[Collection entries]
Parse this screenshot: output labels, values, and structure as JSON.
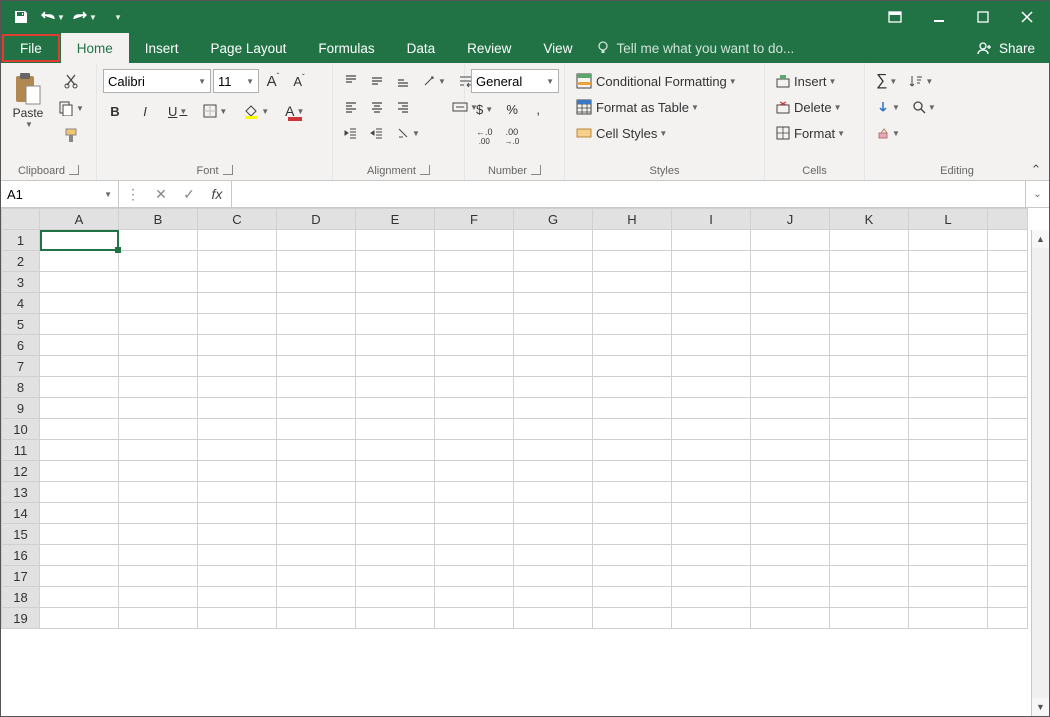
{
  "qat": {
    "save": "save-icon",
    "undo": "undo-icon",
    "redo": "redo-icon",
    "custom": "customize-icon"
  },
  "tabs": {
    "file": "File",
    "home": "Home",
    "insert": "Insert",
    "page_layout": "Page Layout",
    "formulas": "Formulas",
    "data": "Data",
    "review": "Review",
    "view": "View",
    "tellme": "Tell me what you want to do...",
    "share": "Share"
  },
  "ribbon": {
    "clipboard": {
      "label": "Clipboard",
      "paste": "Paste"
    },
    "font": {
      "label": "Font",
      "name": "Calibri",
      "size": "11",
      "bold": "B",
      "italic": "I",
      "underline": "U"
    },
    "alignment": {
      "label": "Alignment"
    },
    "number": {
      "label": "Number",
      "format": "General",
      "currency": "$",
      "percent": "%",
      "comma": ",",
      "inc": "←.0",
      "dec": ".00→",
      "inc_label": ".00",
      "dec_label": ".0"
    },
    "styles": {
      "label": "Styles",
      "cf": "Conditional Formatting",
      "table": "Format as Table",
      "cell": "Cell Styles"
    },
    "cells": {
      "label": "Cells",
      "insert": "Insert",
      "delete": "Delete",
      "format": "Format"
    },
    "editing": {
      "label": "Editing"
    }
  },
  "namebox": {
    "value": "A1",
    "fx": "fx"
  },
  "columns": [
    "A",
    "B",
    "C",
    "D",
    "E",
    "F",
    "G",
    "H",
    "I",
    "J",
    "K",
    "L"
  ],
  "rows": [
    "1",
    "2",
    "3",
    "4",
    "5",
    "6",
    "7",
    "8",
    "9",
    "10",
    "11",
    "12",
    "13",
    "14",
    "15",
    "16",
    "17",
    "18",
    "19"
  ],
  "selected_cell": "A1"
}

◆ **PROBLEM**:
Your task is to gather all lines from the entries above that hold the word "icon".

◆ **RESULT OF THIS EXERCISE**:
    "save": "save-icon",
    "undo": "undo-icon",
    "redo": "redo-icon",
    "custom": "customize-icon"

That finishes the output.